Doing away with the Railway Budget will be foolish. It'll become like a road transport corporation

Secondly, it becomes a bureaucratised organisation. Now it has got a lot of latitude, a lot of independence; all that will all go away. Railways will become like a road transport corporation or the national highways. It's an extremely foolish idea proposed by the Niti Ayog. I will write to the prime minister asking him to drop the idea of abandoning the Railway Budget.

Q: How do we make the railways safer?

A: Not many people know that every year 16,000 to 18,000 people get killed by the railways and six to eight die every day on Mumbai suburban trains alone...There are a number committees appointed by the railways to look into safety aspects. The latest was the Anil Kakodkar committee which submitted its report in 2013.

I was a technical member of the committee. We made a number of recommendations, even suggesting the methods to raise the money for that. It could have been implemented in five years time, but the railways have not even taken it up...We had suggested safety cess to be levied in certain areas, increase in fares, not touching the freight, but passenger fares, and had suggested economy measures. If they are implemented, it will reduce the expenditure by 15 to 20%. Why are they not doing it?

The only thing is they have to take the organised unions into confidence. But I have dealt with them for 35 years and they are highly reasonable. They can be taken into confidence.

Q: What's your view on the bullet train which is proposed to be introduced?

A: Bullet trains are highly capital intensive. Also we don't have the technology. This is a vast country with long distances, and therefore we need them. But that should not be the priority today. The priority should be to make the present system safer, more comfortable, more punctual with vastly increased capacity. Today, if you want to purchase a ticket, it is a struggle to get reservation. Therefore, the focus should be on building the capacity to meet the demand.

Also Read: Rail Budget: Five unaddressed problems that sour the railway experience

Also Read: Railway Budget 2016: here are Suresh Prabhu's plans

First published: 15 August 2016, 3:20 IST
 
Ramakrishna Upadhya @rkupadhya9

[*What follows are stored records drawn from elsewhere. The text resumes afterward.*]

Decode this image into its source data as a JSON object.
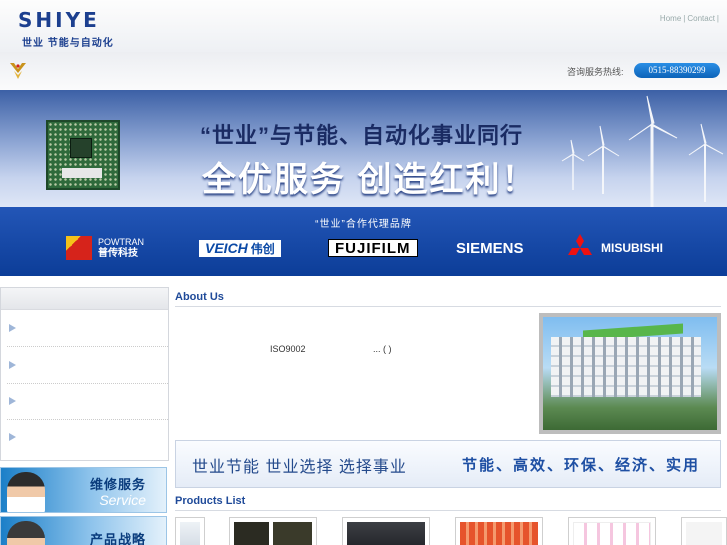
{
  "header": {
    "logo_text": "SHIYE",
    "logo_sub": "世业 节能与自动化",
    "links": [
      "Home",
      "Contact"
    ]
  },
  "subbar": {
    "hotline_label": "咨询服务热线:",
    "hotline_phone": "0515-88390299"
  },
  "banner": {
    "title": "“世业”与节能、自动化事业同行",
    "slogan": "全优服务 创造红利！"
  },
  "brands": {
    "title": "“世业”合作代理品牌",
    "items": [
      {
        "name": "POWTRAN",
        "sub": "普传科技"
      },
      {
        "name": "VEICH",
        "sub": "伟创"
      },
      {
        "name": "FUJIFILM",
        "sub": ""
      },
      {
        "name": "SIEMENS",
        "sub": ""
      },
      {
        "name": "MISUBISHI",
        "sub": ""
      }
    ]
  },
  "sidebar": {
    "items": [
      {
        "label": ""
      },
      {
        "label": ""
      },
      {
        "label": ""
      },
      {
        "label": ""
      }
    ]
  },
  "services": [
    {
      "main": "维修服务",
      "sub": "Service"
    },
    {
      "main": "产品战略",
      "sub": ""
    }
  ],
  "about": {
    "title": "About Us",
    "text": "ISO9002",
    "more": "... (        )"
  },
  "slogan_strip": {
    "left": "世业节能  世业选择  选择事业",
    "right": "节能、高效、环保、经济、实用"
  },
  "products": {
    "title": "Products List"
  },
  "colors": {
    "brand_blue": "#1c3f8f",
    "heading_blue": "#1f4a99",
    "hotline": "#0c63b8"
  }
}
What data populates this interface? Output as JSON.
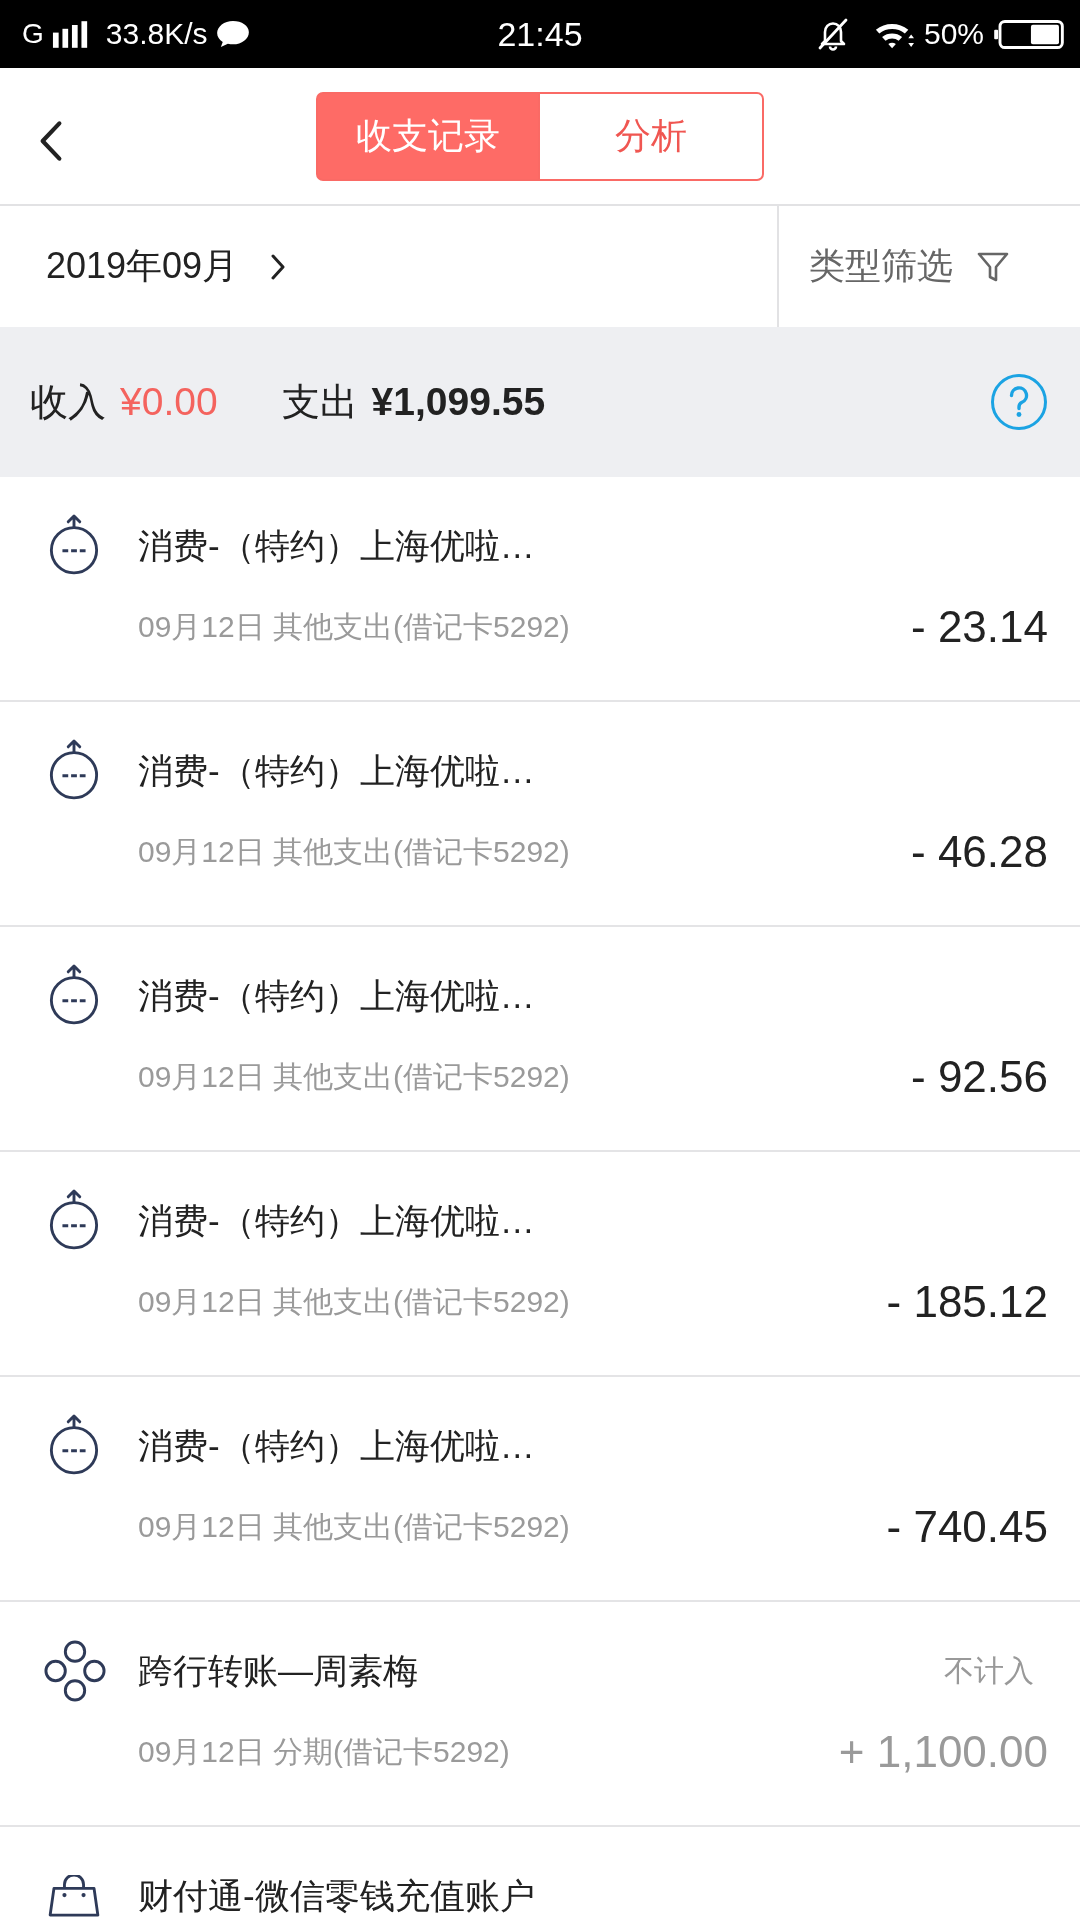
{
  "status_bar": {
    "network": "G",
    "speed": "33.8K/s",
    "time": "21:45",
    "battery": "50%"
  },
  "header": {
    "tabs": [
      {
        "label": "收支记录",
        "selected": true
      },
      {
        "label": "分析",
        "selected": false
      }
    ]
  },
  "filter_bar": {
    "month": "2019年09月",
    "type_filter": "类型筛选"
  },
  "summary": {
    "income_label": "收入",
    "income": "¥0.00",
    "expense_label": "支出",
    "expense": "¥1,099.55"
  },
  "transactions": [
    {
      "kind": "consume",
      "title": "消费-（特约）上海优啦…",
      "detail": "09月12日 其他支出(借记卡5292)",
      "amount": "- 23.14",
      "excluded": false
    },
    {
      "kind": "consume",
      "title": "消费-（特约）上海优啦…",
      "detail": "09月12日 其他支出(借记卡5292)",
      "amount": "- 46.28",
      "excluded": false
    },
    {
      "kind": "consume",
      "title": "消费-（特约）上海优啦…",
      "detail": "09月12日 其他支出(借记卡5292)",
      "amount": "- 92.56",
      "excluded": false
    },
    {
      "kind": "consume",
      "title": "消费-（特约）上海优啦…",
      "detail": "09月12日 其他支出(借记卡5292)",
      "amount": "- 185.12",
      "excluded": false
    },
    {
      "kind": "consume",
      "title": "消费-（特约）上海优啦…",
      "detail": "09月12日 其他支出(借记卡5292)",
      "amount": "- 740.45",
      "excluded": false
    },
    {
      "kind": "transfer",
      "title": "跨行转账—周素梅",
      "note": "不计入",
      "detail": "09月12日 分期(借记卡5292)",
      "amount": "+ 1,100.00",
      "excluded": true
    },
    {
      "kind": "shopping",
      "title": "财付通-微信零钱充值账户"
    }
  ]
}
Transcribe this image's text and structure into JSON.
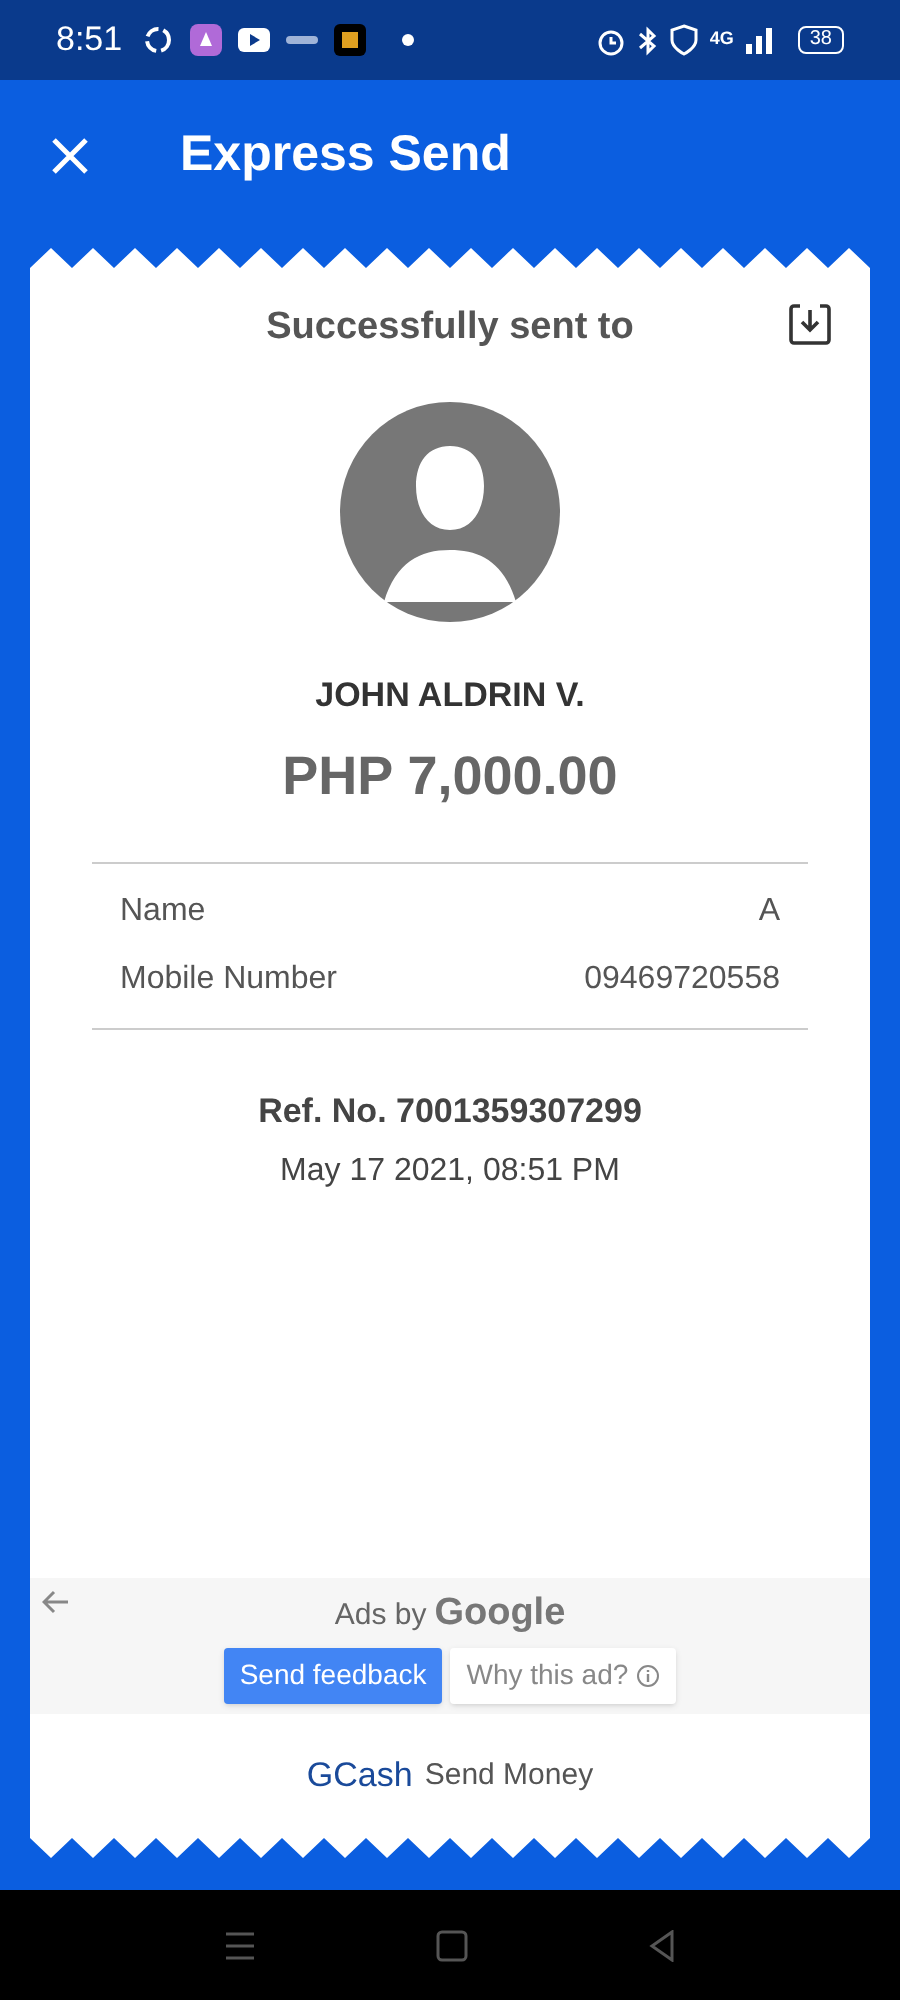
{
  "status_bar": {
    "time": "8:51",
    "network": "4G",
    "battery": "38"
  },
  "header": {
    "title": "Express Send"
  },
  "receipt": {
    "heading": "Successfully sent to",
    "recipient": "JOHN ALDRIN V.",
    "amount": "PHP 7,000.00",
    "details": [
      {
        "label": "Name",
        "value": "A"
      },
      {
        "label": "Mobile Number",
        "value": "09469720558"
      }
    ],
    "reference": "Ref. No. 7001359307299",
    "date": "May 17 2021, 08:51 PM"
  },
  "ad": {
    "attribution": "Ads by",
    "brand": "Google",
    "feedback_button": "Send feedback",
    "why_button": "Why this ad?"
  },
  "footer": {
    "brand": "GCash",
    "label": "Send Money"
  }
}
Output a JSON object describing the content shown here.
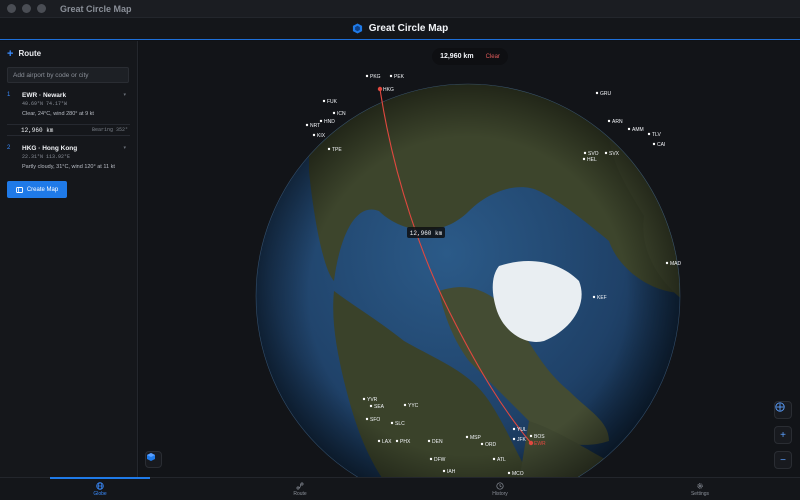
{
  "window": {
    "title": "Great Circle Map"
  },
  "header": {
    "app_name": "Great Circle Map"
  },
  "sidebar": {
    "section_title": "Route",
    "search_placeholder": "Add airport by code or city",
    "stops": [
      {
        "index": "1",
        "name": "EWR · Newark",
        "coords": "40.69°N 74.17°W",
        "weather": "Clear, 24°C, wind 280° at 9 kt"
      },
      {
        "index": "2",
        "name": "HKG · Hong Kong",
        "coords": "22.31°N 113.92°E",
        "weather": "Partly cloudy, 31°C, wind 120° at 11 kt"
      }
    ],
    "leg": {
      "distance": "12,960 km",
      "bearing": "Bearing 352°"
    },
    "create_button": "Create Map"
  },
  "map": {
    "distance_pill": "12,960 km",
    "clear_label": "Clear",
    "route_label": "12,960 km",
    "airports": [
      "PKG",
      "PEK",
      "ICN",
      "NRT",
      "KIX",
      "HND",
      "TPE",
      "HKG",
      "FUK",
      "GRU",
      "ARN",
      "HEL",
      "SVO",
      "SVX",
      "AMM",
      "TLV",
      "CAI",
      "KEF",
      "MAD",
      "YVR",
      "SEA",
      "YYC",
      "SFO",
      "SLC",
      "LAX",
      "PHX",
      "DEN",
      "MSP",
      "ORD",
      "YUL",
      "BOS",
      "JFK",
      "EWR",
      "ATL",
      "DFW",
      "IAH",
      "MCO"
    ],
    "colors": {
      "ocean": "#20446b",
      "land": "#3d452c",
      "ice": "#e9eef2",
      "route": "#e0483f",
      "accent": "#1f7ae8"
    }
  },
  "tabs": [
    {
      "label": "Globe",
      "icon": "globe-icon",
      "active": true
    },
    {
      "label": "Route",
      "icon": "route-icon",
      "active": false
    },
    {
      "label": "History",
      "icon": "history-icon",
      "active": false
    },
    {
      "label": "Settings",
      "icon": "gear-icon",
      "active": false
    }
  ]
}
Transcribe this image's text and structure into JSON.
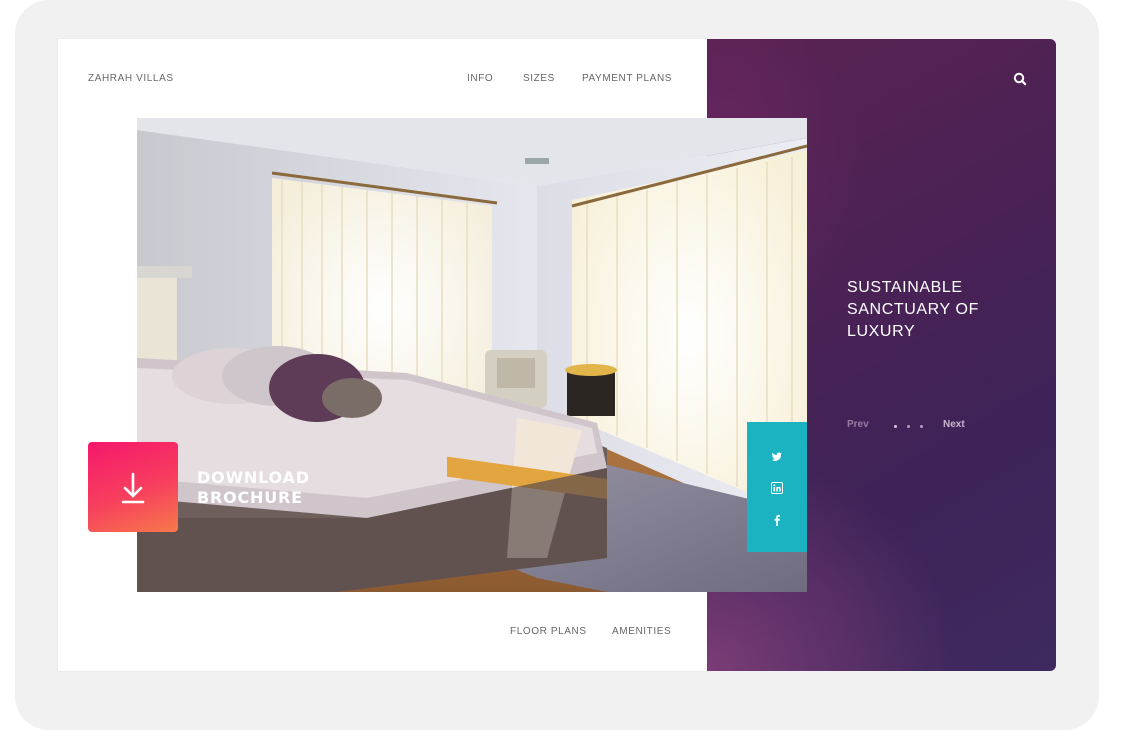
{
  "brand": "ZAHRAH VILLAS",
  "nav": {
    "info": "INFO",
    "sizes": "SIZES",
    "payment_plans": "PAYMENT PLANS"
  },
  "hero": {
    "tagline": "SUSTAINABLE SANCTUARY OF LUXURY",
    "slider": {
      "prev": "Prev",
      "next": "Next"
    }
  },
  "download": {
    "label": "DOWNLOAD BROCHURE"
  },
  "footer_nav": {
    "floor_plans": "FLOOR PLANS",
    "amenities": "AMENITIES"
  },
  "social": [
    "twitter-icon",
    "linkedin-icon",
    "facebook-icon"
  ],
  "colors": {
    "panel_purple": "#4a2255",
    "social_teal": "#1bb3c2",
    "download_pink": "#f5176c",
    "download_orange": "#f7794a"
  }
}
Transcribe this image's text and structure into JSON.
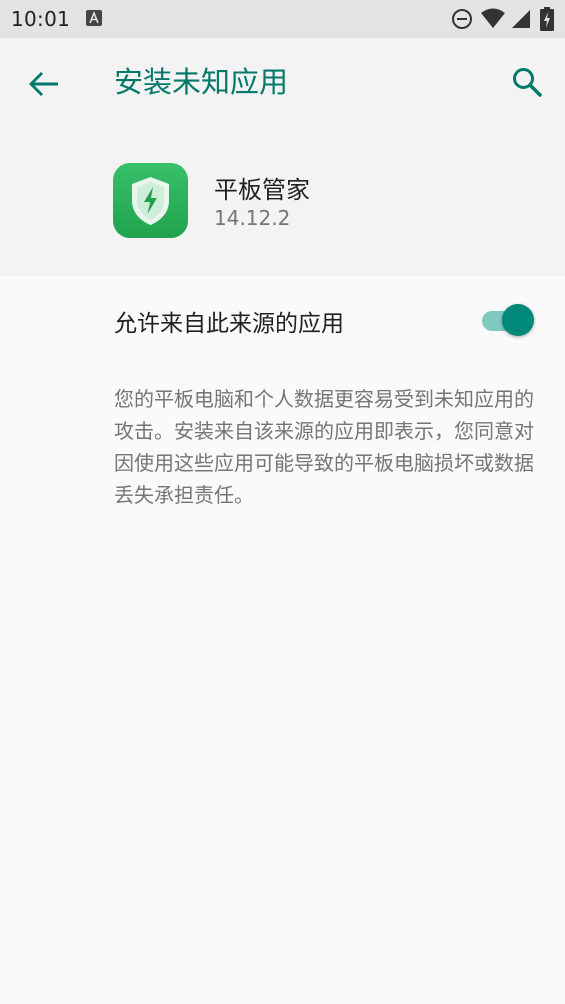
{
  "status_bar": {
    "time": "10:01",
    "icons": [
      "a-notification-icon",
      "do-not-disturb-icon",
      "wifi-icon",
      "cell-signal-icon",
      "battery-charging-icon"
    ]
  },
  "app_bar": {
    "title": "安装未知应用",
    "back_icon": "arrow-back-icon",
    "search_icon": "search-icon"
  },
  "app_info": {
    "name": "平板管家",
    "version": "14.12.2",
    "icon": "shield-lightning-icon"
  },
  "setting": {
    "label": "允许来自此来源的应用",
    "enabled": true
  },
  "description": "您的平板电脑和个人数据更容易受到未知应用的攻击。安装来自该来源的应用即表示，您同意对因使用这些应用可能导致的平板电脑损坏或数据丢失承担责任。",
  "colors": {
    "accent": "#00796b",
    "switch_thumb": "#00897b",
    "switch_track": "#80c8c0",
    "app_icon_green": "#2fb45a"
  }
}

Ramkrishna Upadhya is a senior journalist based in Bangalore, currently working with TV9. Earlier, he was with Deccan Herald, The Telegraph and The Indian Express.

PREVIOUS STORY
NEXT STORY